Top of RECORDS FOR PROCESSING

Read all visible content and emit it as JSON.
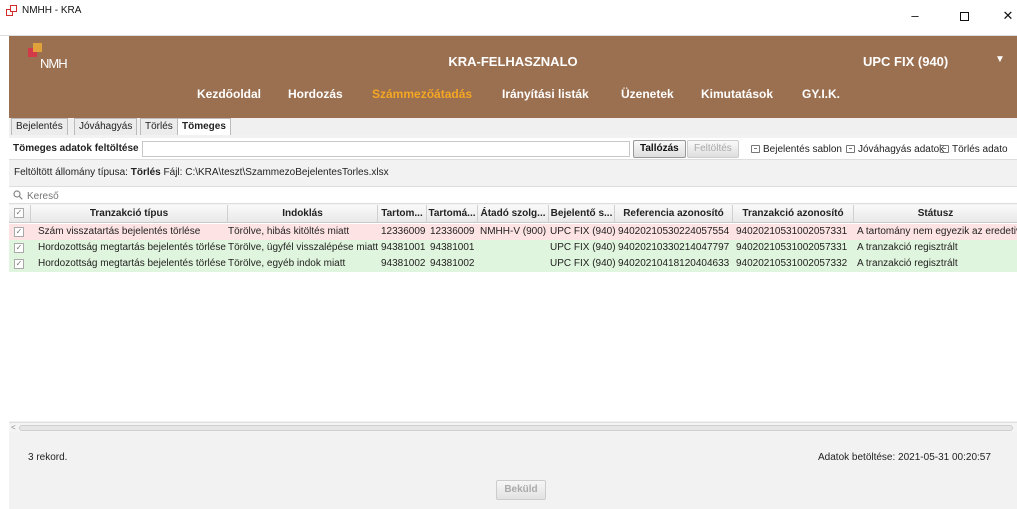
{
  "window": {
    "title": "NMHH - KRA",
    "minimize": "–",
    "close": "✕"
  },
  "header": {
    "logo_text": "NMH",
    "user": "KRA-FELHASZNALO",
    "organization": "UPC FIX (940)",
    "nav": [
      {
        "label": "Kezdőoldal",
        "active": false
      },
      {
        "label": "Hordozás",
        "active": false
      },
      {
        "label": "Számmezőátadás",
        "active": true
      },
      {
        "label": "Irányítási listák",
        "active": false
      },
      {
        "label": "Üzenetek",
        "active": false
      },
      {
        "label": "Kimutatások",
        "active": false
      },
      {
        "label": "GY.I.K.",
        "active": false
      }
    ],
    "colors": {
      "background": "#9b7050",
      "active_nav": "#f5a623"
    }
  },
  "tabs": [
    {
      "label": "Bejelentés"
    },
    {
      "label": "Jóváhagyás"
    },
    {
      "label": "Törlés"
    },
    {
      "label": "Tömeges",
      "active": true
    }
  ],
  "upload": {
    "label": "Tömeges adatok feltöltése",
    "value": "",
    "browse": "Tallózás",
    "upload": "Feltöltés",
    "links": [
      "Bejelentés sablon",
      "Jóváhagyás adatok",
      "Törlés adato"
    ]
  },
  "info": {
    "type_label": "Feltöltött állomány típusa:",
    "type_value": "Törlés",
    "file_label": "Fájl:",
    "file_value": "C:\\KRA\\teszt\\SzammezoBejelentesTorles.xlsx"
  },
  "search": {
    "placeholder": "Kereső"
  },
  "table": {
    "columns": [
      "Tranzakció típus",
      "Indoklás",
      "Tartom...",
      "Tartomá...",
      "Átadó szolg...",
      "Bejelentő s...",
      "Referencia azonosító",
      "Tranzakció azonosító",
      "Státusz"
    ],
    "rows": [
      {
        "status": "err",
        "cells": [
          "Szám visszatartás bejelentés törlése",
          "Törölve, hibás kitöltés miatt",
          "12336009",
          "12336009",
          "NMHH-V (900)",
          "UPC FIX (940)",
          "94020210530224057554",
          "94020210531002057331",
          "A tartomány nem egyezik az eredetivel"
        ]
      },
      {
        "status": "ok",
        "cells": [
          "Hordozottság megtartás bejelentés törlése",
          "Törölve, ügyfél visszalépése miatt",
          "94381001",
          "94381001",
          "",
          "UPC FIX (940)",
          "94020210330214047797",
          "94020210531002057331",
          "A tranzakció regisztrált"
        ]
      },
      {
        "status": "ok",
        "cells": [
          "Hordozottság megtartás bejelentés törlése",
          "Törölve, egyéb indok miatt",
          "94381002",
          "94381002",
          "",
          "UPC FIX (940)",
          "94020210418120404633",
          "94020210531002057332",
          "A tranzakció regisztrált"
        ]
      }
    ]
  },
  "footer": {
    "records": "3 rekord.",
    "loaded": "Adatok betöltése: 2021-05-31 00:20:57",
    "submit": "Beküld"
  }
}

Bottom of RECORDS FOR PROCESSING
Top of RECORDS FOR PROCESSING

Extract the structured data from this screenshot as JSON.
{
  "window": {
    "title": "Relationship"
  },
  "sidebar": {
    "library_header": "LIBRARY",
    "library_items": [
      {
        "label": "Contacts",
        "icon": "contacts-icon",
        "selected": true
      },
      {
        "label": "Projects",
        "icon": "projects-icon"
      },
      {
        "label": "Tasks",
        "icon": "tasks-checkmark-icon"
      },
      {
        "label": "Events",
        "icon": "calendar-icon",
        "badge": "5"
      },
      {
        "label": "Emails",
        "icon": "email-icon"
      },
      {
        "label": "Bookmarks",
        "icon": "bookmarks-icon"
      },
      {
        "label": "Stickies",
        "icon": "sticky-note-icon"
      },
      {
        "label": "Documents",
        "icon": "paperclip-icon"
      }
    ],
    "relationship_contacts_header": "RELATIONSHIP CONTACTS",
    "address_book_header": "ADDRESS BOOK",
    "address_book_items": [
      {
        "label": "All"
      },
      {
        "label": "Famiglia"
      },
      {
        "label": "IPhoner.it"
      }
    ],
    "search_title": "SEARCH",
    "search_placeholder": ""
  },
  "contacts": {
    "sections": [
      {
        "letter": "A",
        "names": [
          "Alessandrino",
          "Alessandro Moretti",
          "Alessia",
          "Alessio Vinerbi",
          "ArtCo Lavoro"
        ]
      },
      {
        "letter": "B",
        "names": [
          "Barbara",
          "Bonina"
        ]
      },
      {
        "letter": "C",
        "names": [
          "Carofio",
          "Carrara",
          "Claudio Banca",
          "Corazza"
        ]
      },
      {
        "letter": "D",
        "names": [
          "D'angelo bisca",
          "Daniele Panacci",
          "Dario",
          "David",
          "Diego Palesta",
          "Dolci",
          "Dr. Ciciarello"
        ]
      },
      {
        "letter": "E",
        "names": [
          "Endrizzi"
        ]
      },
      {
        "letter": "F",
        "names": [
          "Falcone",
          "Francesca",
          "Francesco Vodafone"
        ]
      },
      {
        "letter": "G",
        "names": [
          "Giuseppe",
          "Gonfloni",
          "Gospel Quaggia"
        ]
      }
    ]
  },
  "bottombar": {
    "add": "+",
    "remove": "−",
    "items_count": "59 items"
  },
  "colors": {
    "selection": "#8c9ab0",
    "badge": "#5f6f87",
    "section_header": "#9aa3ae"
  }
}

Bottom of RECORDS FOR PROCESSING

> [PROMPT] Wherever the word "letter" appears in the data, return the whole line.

> [FINAL ANSWER]
        "letter": "A",
        "letter": "B",
        "letter": "C",
        "letter": "D",
        "letter": "E",
        "letter": "F",
        "letter": "G",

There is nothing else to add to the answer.